# ASSIGNMENT
Write out every line below that contains "were".

Data records for software interfaces:
BEGIN

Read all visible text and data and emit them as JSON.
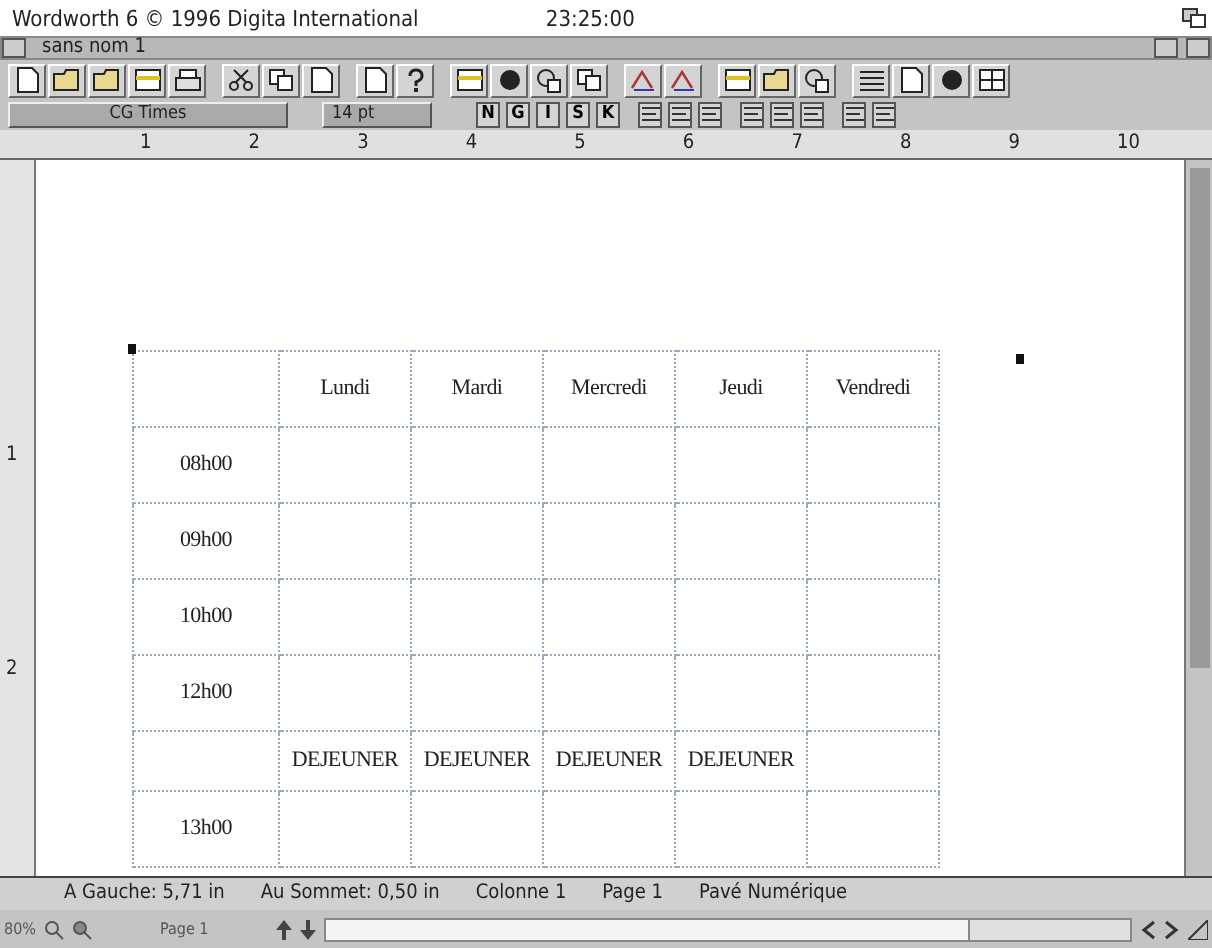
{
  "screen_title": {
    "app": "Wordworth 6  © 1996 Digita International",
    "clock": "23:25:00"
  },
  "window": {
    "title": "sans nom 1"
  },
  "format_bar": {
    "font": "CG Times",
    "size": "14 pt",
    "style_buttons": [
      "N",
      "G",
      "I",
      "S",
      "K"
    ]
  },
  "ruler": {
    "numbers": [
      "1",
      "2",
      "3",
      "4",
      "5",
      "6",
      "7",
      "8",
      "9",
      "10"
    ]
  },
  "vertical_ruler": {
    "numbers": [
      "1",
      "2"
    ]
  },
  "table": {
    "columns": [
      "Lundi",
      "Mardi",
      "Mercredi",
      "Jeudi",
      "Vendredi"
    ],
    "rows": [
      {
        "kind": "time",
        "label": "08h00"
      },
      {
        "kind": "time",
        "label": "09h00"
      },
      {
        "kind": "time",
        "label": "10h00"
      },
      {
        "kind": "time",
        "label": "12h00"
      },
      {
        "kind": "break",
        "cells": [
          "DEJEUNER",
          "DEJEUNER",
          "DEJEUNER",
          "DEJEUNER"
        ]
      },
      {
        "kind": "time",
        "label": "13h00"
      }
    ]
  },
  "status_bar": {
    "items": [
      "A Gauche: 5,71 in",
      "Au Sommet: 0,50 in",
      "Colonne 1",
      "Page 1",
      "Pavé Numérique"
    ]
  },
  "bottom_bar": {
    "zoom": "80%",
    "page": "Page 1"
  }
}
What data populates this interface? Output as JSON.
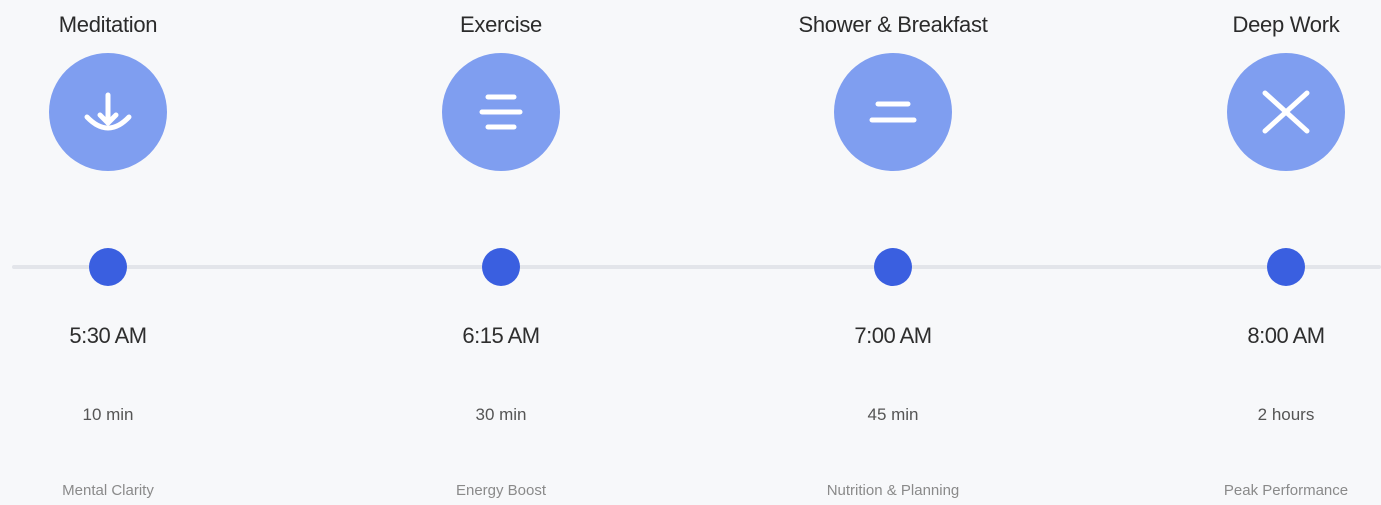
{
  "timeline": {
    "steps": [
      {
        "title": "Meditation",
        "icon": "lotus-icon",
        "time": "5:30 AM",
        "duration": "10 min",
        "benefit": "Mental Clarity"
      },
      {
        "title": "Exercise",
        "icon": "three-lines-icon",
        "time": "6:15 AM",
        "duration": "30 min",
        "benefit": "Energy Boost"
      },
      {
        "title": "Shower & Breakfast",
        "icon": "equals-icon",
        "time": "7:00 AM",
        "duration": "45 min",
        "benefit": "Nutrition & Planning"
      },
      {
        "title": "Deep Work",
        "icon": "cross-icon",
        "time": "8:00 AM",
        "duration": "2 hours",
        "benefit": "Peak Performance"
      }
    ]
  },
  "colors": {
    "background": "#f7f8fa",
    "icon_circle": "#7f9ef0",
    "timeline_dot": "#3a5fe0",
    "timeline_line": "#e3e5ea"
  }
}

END
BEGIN

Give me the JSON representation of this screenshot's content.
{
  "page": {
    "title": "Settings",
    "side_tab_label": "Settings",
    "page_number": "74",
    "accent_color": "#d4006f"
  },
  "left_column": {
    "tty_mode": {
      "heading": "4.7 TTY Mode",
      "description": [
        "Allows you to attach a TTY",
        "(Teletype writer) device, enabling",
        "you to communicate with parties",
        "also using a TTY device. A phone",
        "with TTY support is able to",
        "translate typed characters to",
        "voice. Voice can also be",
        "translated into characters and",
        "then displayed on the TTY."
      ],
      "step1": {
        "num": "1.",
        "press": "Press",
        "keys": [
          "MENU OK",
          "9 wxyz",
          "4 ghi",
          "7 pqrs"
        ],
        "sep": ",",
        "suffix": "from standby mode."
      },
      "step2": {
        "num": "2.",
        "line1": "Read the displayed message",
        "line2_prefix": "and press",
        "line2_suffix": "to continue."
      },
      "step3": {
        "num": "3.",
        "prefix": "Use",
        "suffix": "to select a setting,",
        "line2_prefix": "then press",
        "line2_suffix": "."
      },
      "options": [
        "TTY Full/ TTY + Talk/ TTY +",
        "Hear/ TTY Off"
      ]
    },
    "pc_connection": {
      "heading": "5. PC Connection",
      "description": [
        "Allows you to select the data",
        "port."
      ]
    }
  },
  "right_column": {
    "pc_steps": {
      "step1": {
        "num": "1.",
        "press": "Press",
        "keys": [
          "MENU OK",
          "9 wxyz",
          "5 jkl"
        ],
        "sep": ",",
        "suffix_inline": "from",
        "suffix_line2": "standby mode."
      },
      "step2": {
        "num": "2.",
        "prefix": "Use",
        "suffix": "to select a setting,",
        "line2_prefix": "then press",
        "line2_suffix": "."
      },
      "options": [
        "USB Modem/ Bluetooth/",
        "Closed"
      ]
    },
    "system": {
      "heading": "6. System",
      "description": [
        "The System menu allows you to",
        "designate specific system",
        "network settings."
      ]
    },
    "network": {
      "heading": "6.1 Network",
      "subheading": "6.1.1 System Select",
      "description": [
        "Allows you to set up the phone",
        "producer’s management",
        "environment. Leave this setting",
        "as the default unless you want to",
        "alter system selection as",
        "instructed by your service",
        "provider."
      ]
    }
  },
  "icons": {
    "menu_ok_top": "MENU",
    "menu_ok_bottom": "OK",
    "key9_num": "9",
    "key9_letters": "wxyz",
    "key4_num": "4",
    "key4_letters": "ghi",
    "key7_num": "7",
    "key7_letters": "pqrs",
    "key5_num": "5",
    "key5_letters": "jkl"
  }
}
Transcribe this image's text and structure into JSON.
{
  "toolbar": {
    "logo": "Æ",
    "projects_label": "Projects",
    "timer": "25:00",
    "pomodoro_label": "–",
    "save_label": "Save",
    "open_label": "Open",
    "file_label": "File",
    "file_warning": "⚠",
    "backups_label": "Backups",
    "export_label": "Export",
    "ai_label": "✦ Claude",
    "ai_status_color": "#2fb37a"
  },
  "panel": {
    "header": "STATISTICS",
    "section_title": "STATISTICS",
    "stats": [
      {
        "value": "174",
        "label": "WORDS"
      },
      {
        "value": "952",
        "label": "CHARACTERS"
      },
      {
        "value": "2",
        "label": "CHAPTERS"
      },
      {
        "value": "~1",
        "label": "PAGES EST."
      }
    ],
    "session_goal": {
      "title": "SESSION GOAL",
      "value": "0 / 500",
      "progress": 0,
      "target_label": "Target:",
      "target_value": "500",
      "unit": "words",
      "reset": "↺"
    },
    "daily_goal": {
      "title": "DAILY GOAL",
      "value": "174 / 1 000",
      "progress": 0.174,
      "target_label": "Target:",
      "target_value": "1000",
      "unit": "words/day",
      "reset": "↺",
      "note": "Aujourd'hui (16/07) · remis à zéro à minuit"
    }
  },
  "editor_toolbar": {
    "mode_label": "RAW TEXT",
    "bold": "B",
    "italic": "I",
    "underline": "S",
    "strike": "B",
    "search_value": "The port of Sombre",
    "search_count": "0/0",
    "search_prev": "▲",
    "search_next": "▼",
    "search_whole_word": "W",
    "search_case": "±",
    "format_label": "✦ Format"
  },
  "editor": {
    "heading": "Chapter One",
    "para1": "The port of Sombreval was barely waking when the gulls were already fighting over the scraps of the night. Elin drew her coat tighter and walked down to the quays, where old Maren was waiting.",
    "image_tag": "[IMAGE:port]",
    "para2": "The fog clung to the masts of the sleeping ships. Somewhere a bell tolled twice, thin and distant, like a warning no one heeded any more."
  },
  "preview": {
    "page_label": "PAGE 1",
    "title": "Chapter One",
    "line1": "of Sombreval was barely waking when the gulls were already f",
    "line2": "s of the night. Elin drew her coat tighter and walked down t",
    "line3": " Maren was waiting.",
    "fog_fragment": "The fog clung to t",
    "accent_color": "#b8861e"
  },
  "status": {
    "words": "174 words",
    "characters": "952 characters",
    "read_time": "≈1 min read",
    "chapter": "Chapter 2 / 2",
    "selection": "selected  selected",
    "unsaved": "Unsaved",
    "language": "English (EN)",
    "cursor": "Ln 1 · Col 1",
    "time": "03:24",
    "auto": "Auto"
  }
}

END

# SOLUTION TO THIS EXERCISE
    "para1": "The port of Sombreval was barely waking when the gulls were already fighting over the scraps of the night. Elin drew her coat tighter and walked down to the quays, where old Maren was waiting.",
    "line1": "of Sombreval was barely waking when the gulls were already f",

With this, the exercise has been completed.